Research refresher
Fall 2006


Publication timeline ...
Day of an event ... TV, radio, Internet ;
Days immediately following an event ... add newspaper articles to list of possible resources (begin to use article databases) ;
Week(s) immediately following an event ... add popular magazine articles to list of possible resources (use article databases) ;
Month(s) immediately following an event ... add journal articles to list of possible resources (use article databases) ;
About a year and beyond an event ... add books and videos to list of possible resources (use library catalogs)

Evaluate! Evaluate!

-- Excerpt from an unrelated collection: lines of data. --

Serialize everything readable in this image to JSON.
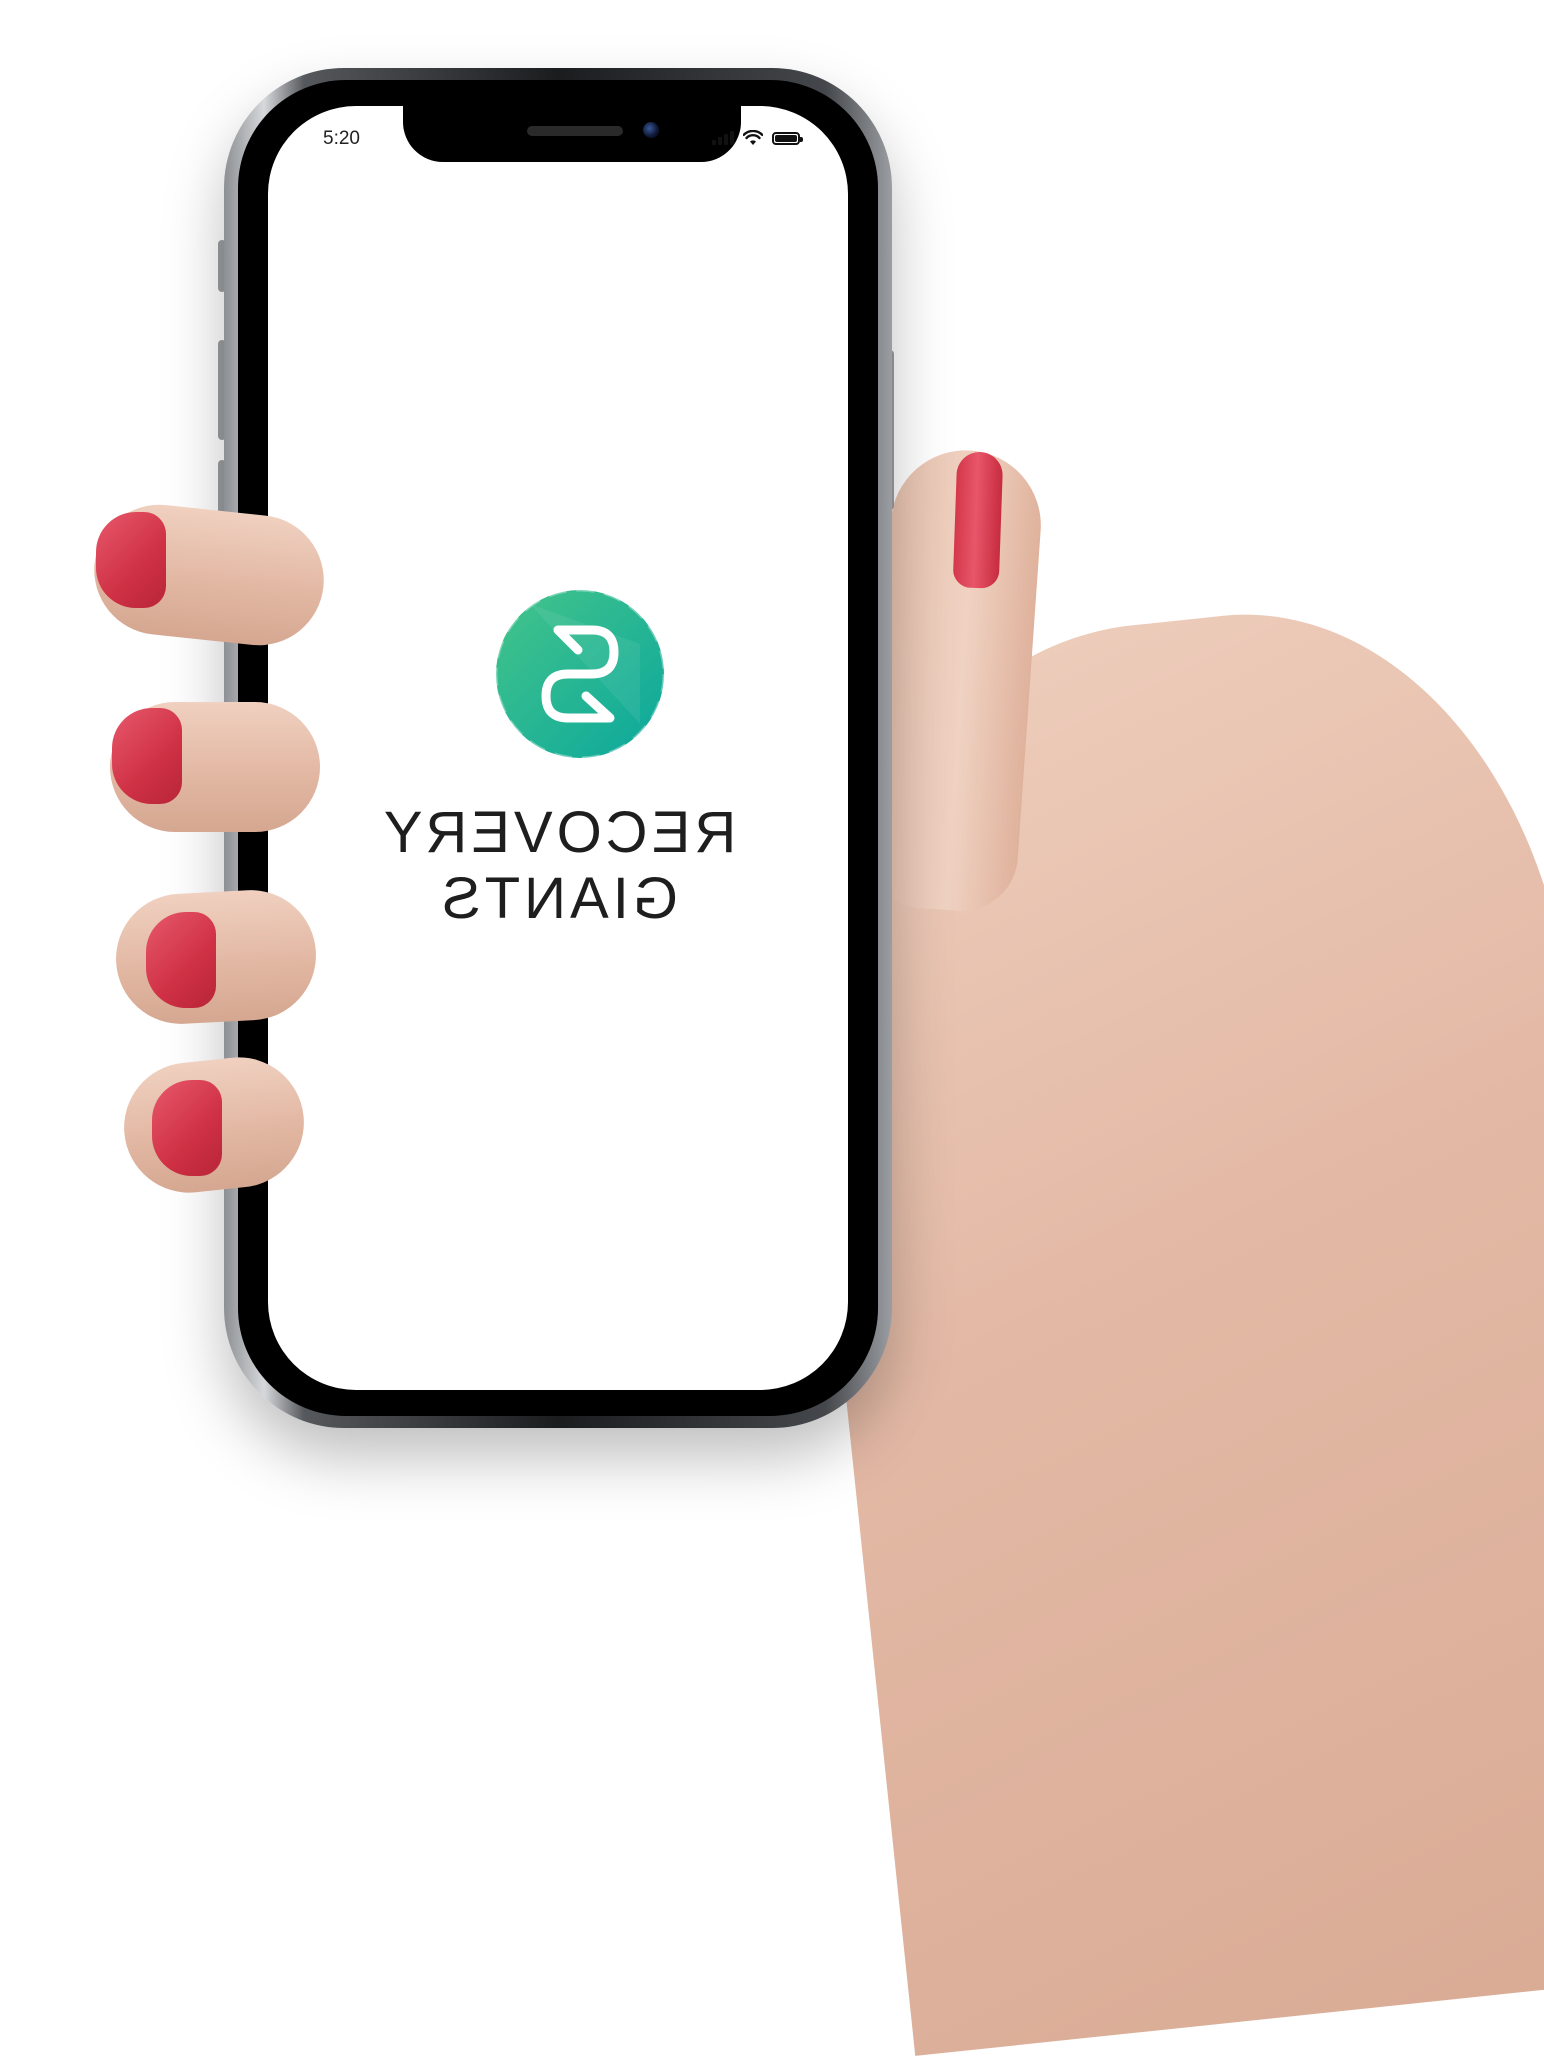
{
  "status_bar": {
    "time": "5:20"
  },
  "splash": {
    "logo_icon": "recovery-giants-s-logo",
    "brand_line1": "RECOVERY",
    "brand_line2": "GIANTS",
    "mirrored": true
  },
  "colors": {
    "logo_start": "#3cc08a",
    "logo_end": "#0aa99a",
    "text": "#1e1e1e",
    "nail": "#d6364a"
  }
}
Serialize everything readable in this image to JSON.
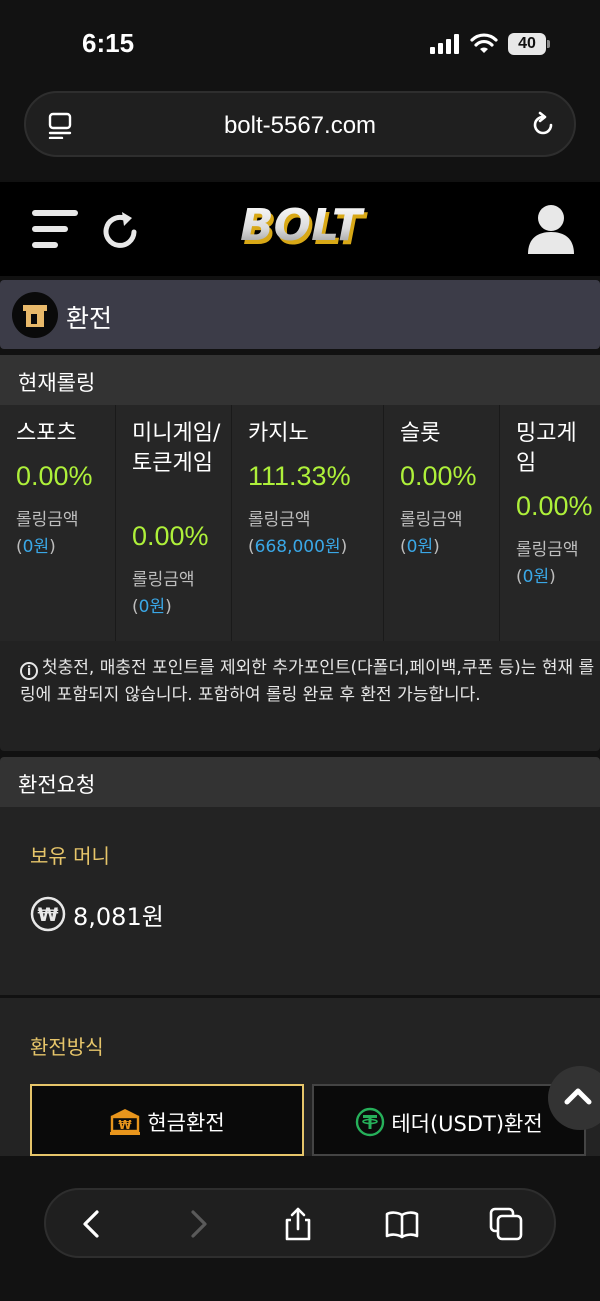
{
  "status_bar": {
    "time": "6:15",
    "battery": "40"
  },
  "browser": {
    "url": "bolt-5567.com"
  },
  "site": {
    "logo_text": "BOLT"
  },
  "page": {
    "title": "환전"
  },
  "rolling": {
    "title": "현재롤링",
    "columns": [
      {
        "name": "스포츠",
        "percent": "0.00%",
        "label": "롤링금액",
        "amount": "0원"
      },
      {
        "name": "미니게임/토큰게임",
        "percent": "0.00%",
        "label": "롤링금액",
        "amount": "0원"
      },
      {
        "name": "카지노",
        "percent": "111.33%",
        "label": "롤링금액",
        "amount": "668,000원"
      },
      {
        "name": "슬롯",
        "percent": "0.00%",
        "label": "롤링금액",
        "amount": "0원"
      },
      {
        "name": "밍고게임",
        "percent": "0.00%",
        "label": "롤링금액",
        "amount": "0원"
      }
    ],
    "notice": "첫충전, 매충전 포인트를 제외한 추가포인트(다폴더,페이백,쿠폰 등)는 현재 롤링에 포함되지 않습니다. 포함하여 롤링 완료 후 환전 가능합니다."
  },
  "request": {
    "title": "환전요청",
    "holdings_label": "보유 머니",
    "holdings_value": "8,081원",
    "method_label": "환전방식",
    "methods": [
      {
        "label": "현금환전",
        "selected": true
      },
      {
        "label": "테더(USDT)환전",
        "selected": false
      }
    ]
  },
  "colors": {
    "accent_green": "#aef03a",
    "accent_gold": "#e6c56a",
    "link_blue": "#3aa7e6"
  }
}
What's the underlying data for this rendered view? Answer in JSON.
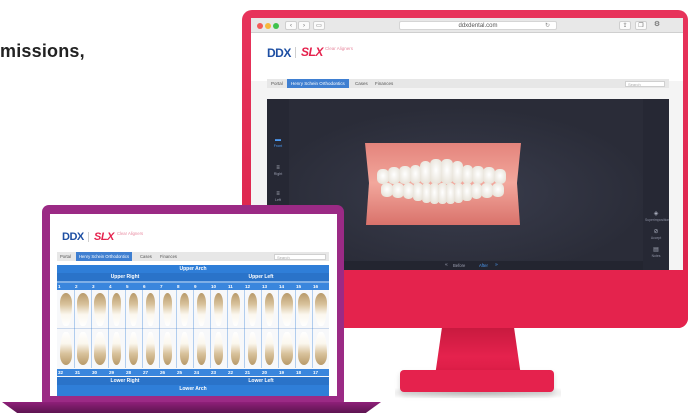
{
  "headline": "missions,",
  "desktop": {
    "browser": {
      "url": "ddxdental.com",
      "back_icon": "chevron-left-icon",
      "forward_icon": "chevron-right-icon",
      "sidebar_icon": "sidebar-icon",
      "reload_icon": "reload-icon"
    },
    "logo": {
      "ddx": "DDX",
      "slx": "SLX",
      "sub": "Clear Aligners"
    },
    "tabs": [
      "Portal",
      "Henry Schein Orthodontics",
      "Cases",
      "Finances"
    ],
    "active_tab": "Henry Schein Orthodontics",
    "search_placeholder": "Search",
    "viewer": {
      "left_tools": [
        {
          "label": "Front",
          "icon": "front-view-icon",
          "active": true
        },
        {
          "label": "Right",
          "icon": "right-view-icon",
          "active": false
        },
        {
          "label": "Left",
          "icon": "left-view-icon",
          "active": false
        }
      ],
      "right_tools": [
        {
          "label": "Superimposition",
          "icon": "layers-icon"
        },
        {
          "label": "Accept",
          "icon": "check-circle-icon"
        },
        {
          "label": "Notes",
          "icon": "notes-icon"
        }
      ],
      "before_label": "Before",
      "after_label": "After"
    }
  },
  "laptop": {
    "logo": {
      "ddx": "DDX",
      "slx": "SLX",
      "sub": "Clear Aligners"
    },
    "tabs": [
      "Portal",
      "Henry Schein Orthodontics",
      "Cases",
      "Finances"
    ],
    "active_tab": "Henry Schein Orthodontics",
    "search_placeholder": "Search",
    "chart": {
      "upper_arch": "Upper Arch",
      "lower_arch": "Lower Arch",
      "upper_right": "Upper Right",
      "upper_left": "Upper Left",
      "lower_right": "Lower Right",
      "lower_left": "Lower Left",
      "upper_numbers": [
        "1",
        "2",
        "3",
        "4",
        "5",
        "6",
        "7",
        "8",
        "9",
        "10",
        "11",
        "12",
        "13",
        "14",
        "15",
        "16"
      ],
      "lower_numbers": [
        "32",
        "31",
        "30",
        "29",
        "28",
        "27",
        "26",
        "25",
        "24",
        "23",
        "22",
        "21",
        "20",
        "19",
        "18",
        "17"
      ]
    }
  }
}
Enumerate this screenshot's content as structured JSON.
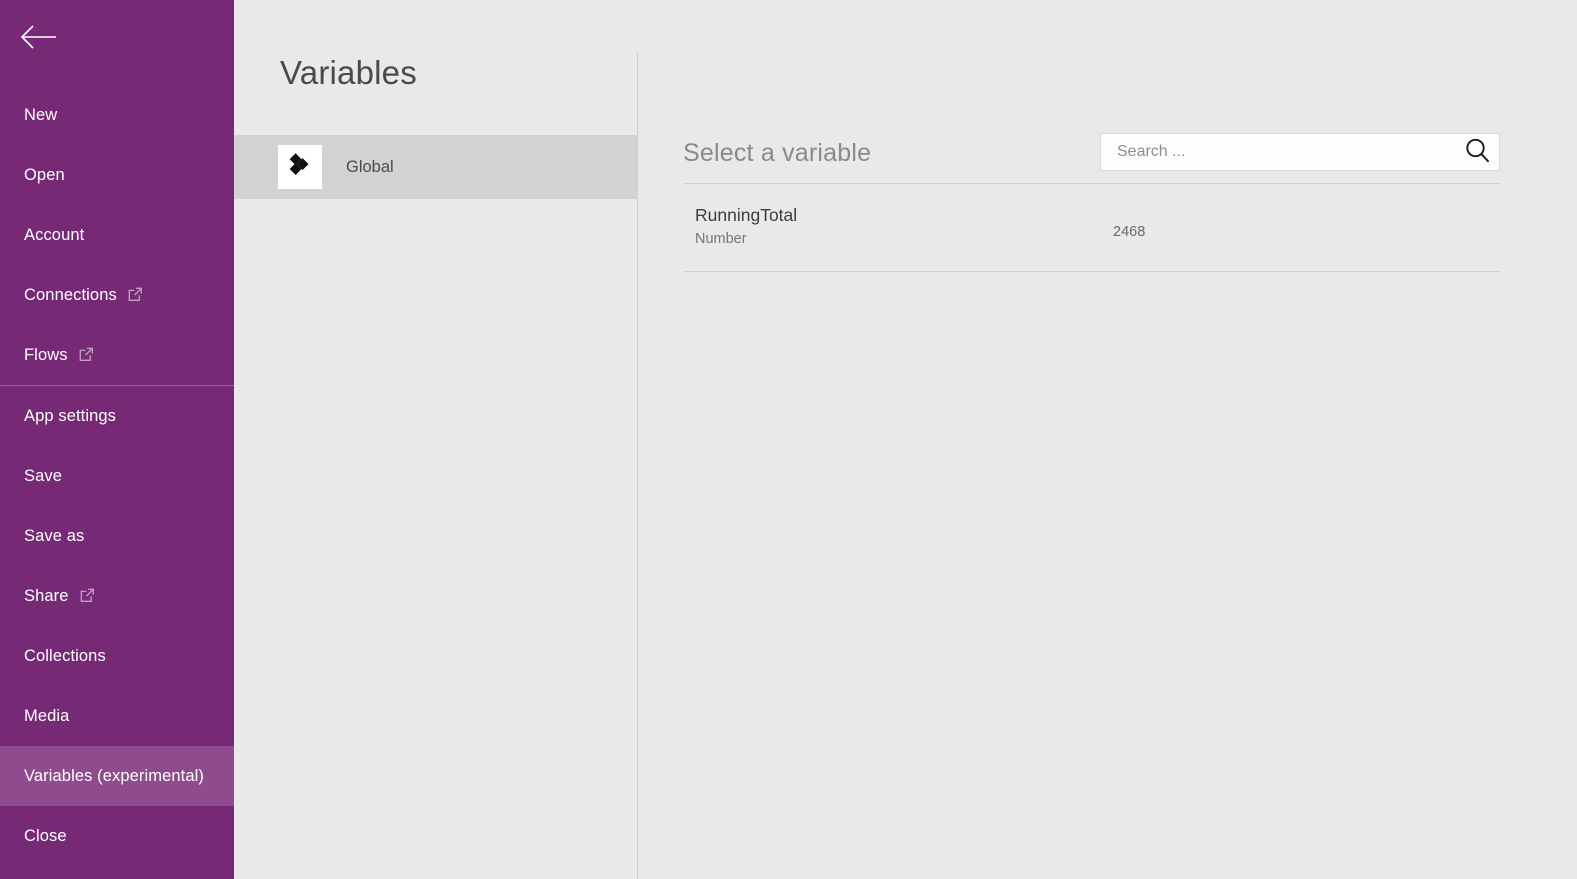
{
  "colors": {
    "sidebar_bg": "#762a76",
    "sidebar_selected": "#8e4b8e",
    "sidebar_divider": "#9a5f9a",
    "panel_bg": "#e9e9e9",
    "row_selected": "#d2d2d2",
    "rule": "#d2d2d2",
    "text_dark": "#3c3c3c",
    "text_muted": "#767676",
    "search_bg": "#fdfdfd",
    "search_border": "#d8d8d8"
  },
  "sidebar": {
    "back_icon": "arrow-left-icon",
    "items": [
      {
        "label": "New",
        "icon": null,
        "selected": false,
        "separator_after": false
      },
      {
        "label": "Open",
        "icon": null,
        "selected": false,
        "separator_after": false
      },
      {
        "label": "Account",
        "icon": null,
        "selected": false,
        "separator_after": false
      },
      {
        "label": "Connections",
        "icon": "external-link-icon",
        "selected": false,
        "separator_after": false
      },
      {
        "label": "Flows",
        "icon": "external-link-icon",
        "selected": false,
        "separator_after": true
      },
      {
        "label": "App settings",
        "icon": null,
        "selected": false,
        "separator_after": false
      },
      {
        "label": "Save",
        "icon": null,
        "selected": false,
        "separator_after": false
      },
      {
        "label": "Save as",
        "icon": null,
        "selected": false,
        "separator_after": false
      },
      {
        "label": "Share",
        "icon": "external-link-icon",
        "selected": false,
        "separator_after": false
      },
      {
        "label": "Collections",
        "icon": null,
        "selected": false,
        "separator_after": false
      },
      {
        "label": "Media",
        "icon": null,
        "selected": false,
        "separator_after": false
      },
      {
        "label": "Variables (experimental)",
        "icon": null,
        "selected": true,
        "separator_after": false
      },
      {
        "label": "Close",
        "icon": null,
        "selected": false,
        "separator_after": false
      }
    ]
  },
  "panel": {
    "title": "Variables",
    "sources": [
      {
        "label": "Global",
        "icon": "diamonds-icon",
        "selected": true
      }
    ]
  },
  "content": {
    "heading": "Select a variable",
    "search": {
      "placeholder": "Search ...",
      "value": "",
      "icon": "search-icon"
    },
    "variables": [
      {
        "name": "RunningTotal",
        "type": "Number",
        "value": "2468"
      }
    ]
  }
}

Evaluate!
Authority (who is responsible for the information?) ;
Objectivity (is the information objective or biased?) ;
Timeliness (is the publication date is important to your research?) ;
Content (does the information actually address your needs?)

Periodicals ...
Magazines, journals, newspapers ...
Magazines = articles are typically written for the general population ;
Journals = articles are typically written for a focused population (a profession, for example)
Article databases ...
Contain citations to articles and/or abstracts of articles and/or full text articles from periodicals ;
Some cover a broad spectrum of subjects ;
Some are subject focused ;
Some provide only citations to or abstracts of articles ;
Some allow the researcher to limit to only articles that are available in full text
Caution!  Full text does not necessarily mean Best or Most Recent!  Articles are not reviewed before being added to article databases!  Some periodical publishers will not put the full text of an article into a database until 6 or more months after the in-print article appears!
Some allow the researcher to limit to peer-reviewed or refereed publications (journals) ;
The researcher must choose article databases that are relevant to the research project

Keyword searching, Boolean operators, truncation ...
Keyword searching is an option found in article databases and library catalogs ;
It allows the researcher to search using key words and phrases (rather than Subject searches) ;
It allows the researcher to make use of Boolean operators and truncation
Boolean operators allow the researcher to link key words and phrases for inclusion or exclusion:
AND says that all the words/phrases be present in each item of the results list (AND narrows the search) ;
OR says any of the words/phrases should be present in items on the results lists (OR expands the search) ;
NOT says exclude all words/phrases after it (OR narrows the search)
Truncation allows the researcher to type in the beginning of a word (usually at least 3 letters) and append a symbol ;
Many article databases use the * symbol
Hartness' catalog uses the $ symbol
Example: EMPLOY* will retrieve "employ", "employs", "employee", "employment", etc. in InfoTrac OneFile
Examples:
blues and music = probable results: items about the blues musical style ;
blues or music = probable results: items about the blues (music & emotion) or items about music (all styles) ;
blues not music = probable results: items about the blues (emotion) ;
(blues and music) or clapton not score*= probable results: items about the blues musical style or about Eric Clapton but no musical scores

Web sites ...
Web site evaluation is perhaps the trickiest part of researching ;
Basically anyone can put up a web site about any thing, and make it look professional ;
Think about Wikipedia ... it can be edited by anyone ;
Check out the "About us" pages on unfamiliar web sites ;
Try using a subject directory (put together by people) instead of a search engine (put together electronically) ... it might save you some time!

maggie